The idea of cold soup seems oxymoronic to me. Gazpachos aren’t my preferred dish. But sometimes, a cold soup can be the perfect remedy to a hot day.
My sister has no problem with cold soup. One of her favorite Korean dishes is Naengmyeon, a cold noodle soup originally from North Korea, but with a large presence in the South. On our recent trip to Seoul, she was insistent that we get some.
I found this place off of Daniel Gray’s Discovering Korea and it was a huge hit. We went after a long tour at Gyeongbukgong Palace. The restaurant was across from the palace wall, but a bit hard to find considering how long the palace wall is. I asked three different policemen to point us in the right direction. Each time, they knew exactly where I was talking about. I took this to be a good sign. My sister and her friend Cleaves were both impressed by my find. The restaurant was extremely authentic and the Naengmyeon was the best I’ve ever had. This Naengmyeon has made me a cold soup convert.

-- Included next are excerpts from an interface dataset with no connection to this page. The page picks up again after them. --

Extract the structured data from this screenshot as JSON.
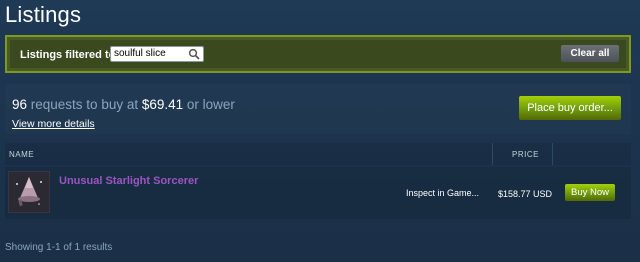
{
  "page": {
    "title": "Listings"
  },
  "filter": {
    "label": "Listings filtered to:",
    "value": "soulful slice",
    "clear_label": "Clear all"
  },
  "buy_orders": {
    "count": "96",
    "text_mid": " requests to buy at ",
    "price": "$69.41",
    "text_end": " or lower",
    "details_link": "View more details",
    "place_label": "Place buy order..."
  },
  "table": {
    "headers": {
      "name": "NAME",
      "price": "PRICE"
    },
    "rows": [
      {
        "item_name": "Unusual Starlight Sorcerer",
        "inspect_label": "Inspect in Game...",
        "price": "$158.77 USD",
        "buy_label": "Buy Now"
      }
    ]
  },
  "footer": {
    "results": "Showing 1-1 of 1 results"
  },
  "colors": {
    "accent_green": "#a4d007",
    "item_name_purple": "#9b55c3",
    "filter_border": "#7a9a22"
  },
  "icons": {
    "search": "search-icon"
  }
}
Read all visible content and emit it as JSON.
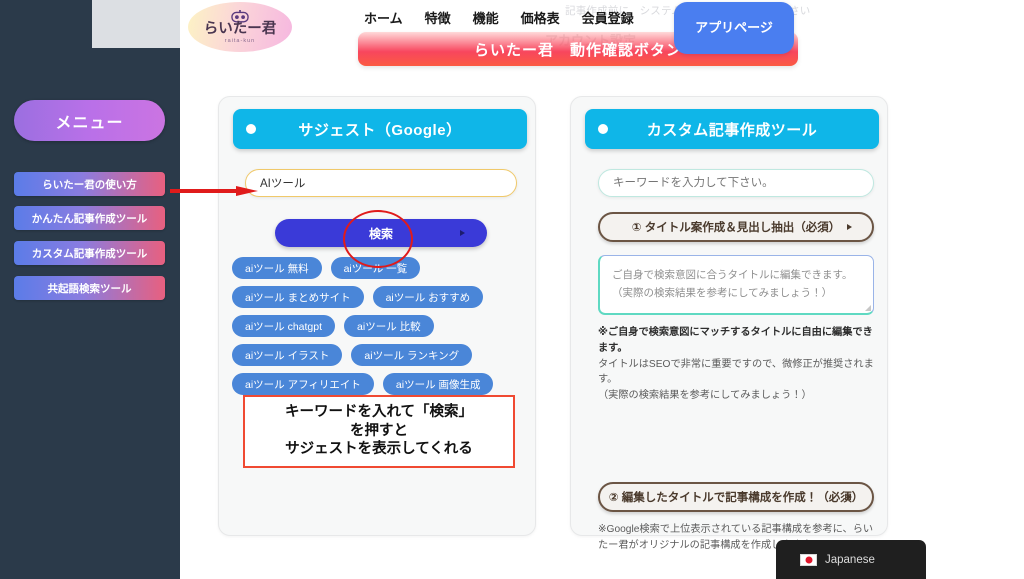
{
  "app": {
    "logo_jp": "らいたー君",
    "logo_romaji": "raita-kun",
    "logo_icon": "robot-icon"
  },
  "header": {
    "faint_notice": "記事作成前に、システム稼働中か必ずご確認下さい",
    "nav_primary": [
      {
        "label": "ホーム"
      },
      {
        "label": "特徴"
      },
      {
        "label": "機能"
      },
      {
        "label": "価格表"
      },
      {
        "label": "会員登録"
      }
    ],
    "nav_secondary": {
      "label": "アカウント設定"
    },
    "app_button": "アプリページ",
    "ghost_pill": "必ず確認！",
    "banner": "らいたー君　動作確認ボタン"
  },
  "sidebar": {
    "menu_label": "メニュー",
    "items": [
      {
        "label": "らいたー君の使い方"
      },
      {
        "label": "かんたん記事作成ツール"
      },
      {
        "label": "カスタム記事作成ツール"
      },
      {
        "label": "共起語検索ツール"
      }
    ]
  },
  "suggest_card": {
    "title": "サジェスト（Google）",
    "input_value": "AIツール",
    "input_placeholder": "キーワードを入力して下さい。",
    "search_button": "検索",
    "tags": [
      "aiツール 無料",
      "aiツール 一覧",
      "aiツール まとめサイト",
      "aiツール おすすめ",
      "aiツール chatgpt",
      "aiツール 比較",
      "aiツール イラスト",
      "aiツール ランキング",
      "aiツール アフィリエイト",
      "aiツール 画像生成"
    ],
    "annotation": {
      "line1": "キーワードを入れて「検索」",
      "line2": "を押すと",
      "line3": "サジェストを表示してくれる"
    }
  },
  "custom_card": {
    "title": "カスタム記事作成ツール",
    "input_placeholder": "キーワードを入力して下さい。",
    "step1_button": "① タイトル案作成＆見出し抽出（必須）",
    "textarea_line1": "ご自身で検索意図に合うタイトルに編集できます。",
    "textarea_line2": "（実際の検索結果を参考にしてみましょう！）",
    "note1_bold": "※ご自身で検索意図にマッチするタイトルに自由に編集できます。",
    "note1_rest": "タイトルはSEOで非常に重要ですので、微修正が推奨されます。",
    "note1_paren": "（実際の検索結果を参考にしてみましょう！）",
    "step2_button": "② 編集したタイトルで記事構成を作成！（必須）",
    "note2": "※Google検索で上位表示されている記事構成を参考に、らいたー君がオリジナルの記事構成を作成します。）"
  },
  "language_widget": {
    "label": "Japanese",
    "flag_icon": "japan-flag-icon"
  },
  "colors": {
    "sidebar_bg": "#2b3a4a",
    "card_header": "#0fb6e8",
    "search_button": "#3a3ad8",
    "tag": "#4a86d8",
    "annotation_red": "#e01b1b",
    "banner_red": "#f8465e",
    "app_button_blue": "#4a7ef0"
  }
}
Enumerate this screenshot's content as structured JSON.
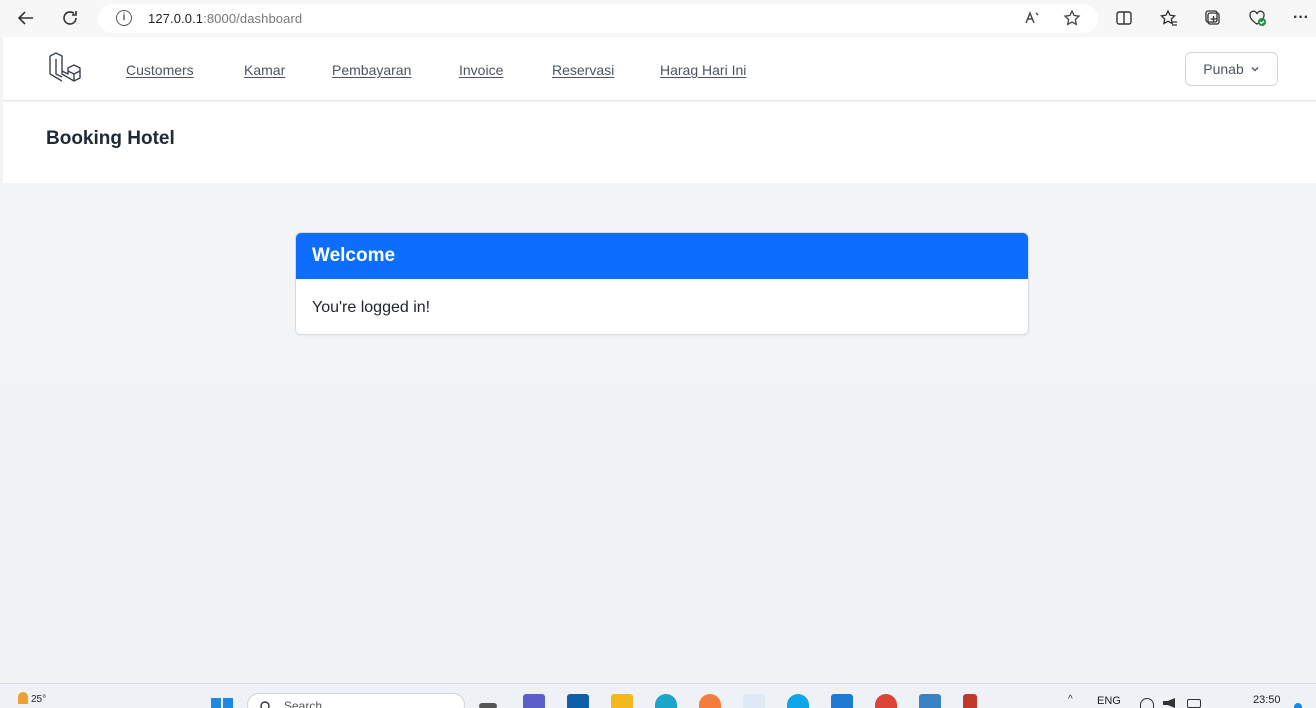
{
  "browser": {
    "url_host": "127.0.0.1",
    "url_path": ":8000/dashboard"
  },
  "navbar": {
    "links": [
      "Customers",
      "Kamar",
      "Pembayaran",
      "Invoice",
      "Reservasi",
      "Harag Hari Ini"
    ],
    "user_name": "Punab"
  },
  "header": {
    "title": "Booking Hotel"
  },
  "card": {
    "title": "Welcome",
    "message": "You're logged in!"
  },
  "taskbar": {
    "weather": "25°",
    "search_placeholder": "Search",
    "language": "ENG",
    "time": "23:50"
  },
  "colors": {
    "accent": "#0d6efd",
    "page_bg": "#f3f4f6"
  }
}
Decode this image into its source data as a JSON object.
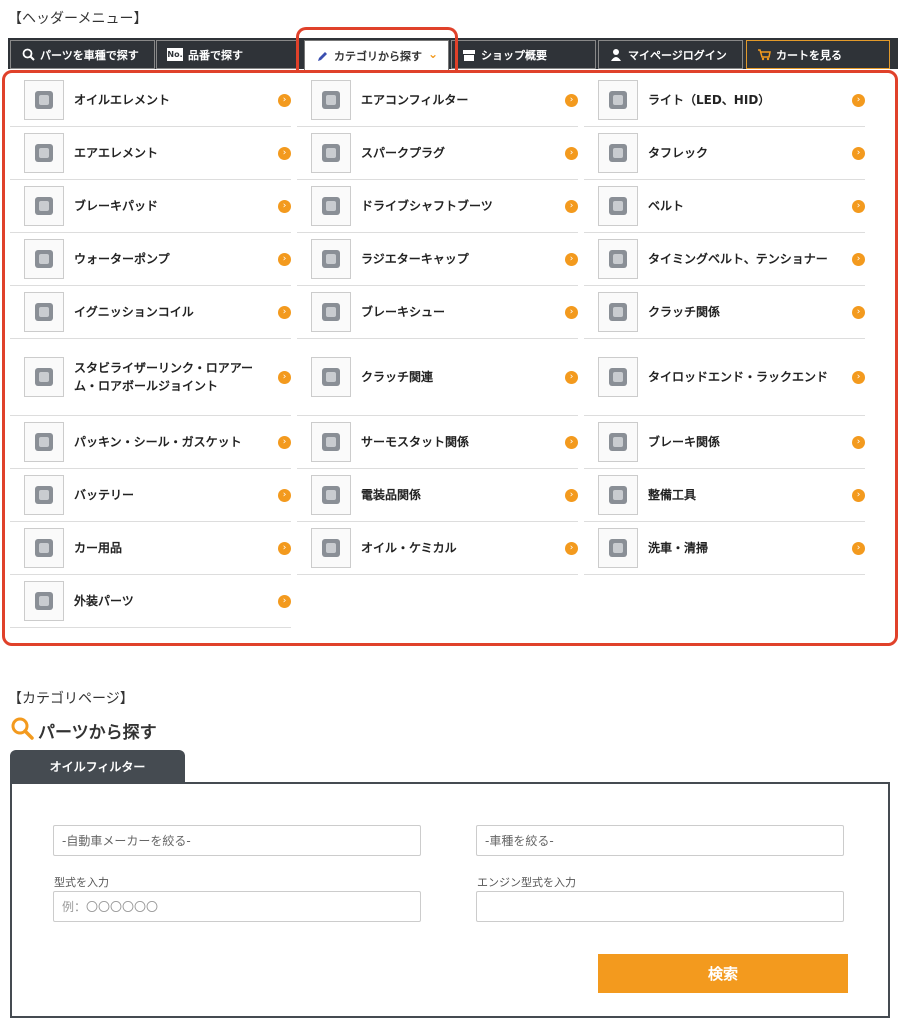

To give you a sense for the authenticity, we walked in to find a small room filled with six tables of Koreans. A pile of shoes greets you at the front door. When we walked in the door, every person in the room stared at us.
This Naengmyeon was exactly the right temperature. Cold, but not cold enough to give you a brain freeze. To provide the right temperature, the soup has large chunks of ice in it. The buckwheat Naengmyeon noodles are not apparent in this photo (they are underneath the broth), but were deliciously light. The broth was extremely flavorful.
Maemil Ggotpilmuryeop (메밀꽃필무렵) – say it ten times fast
Seoul Jongno-gu Tongui-dong 7-23
Gyeongbokgung Station (#327) on Line 3, Exit 4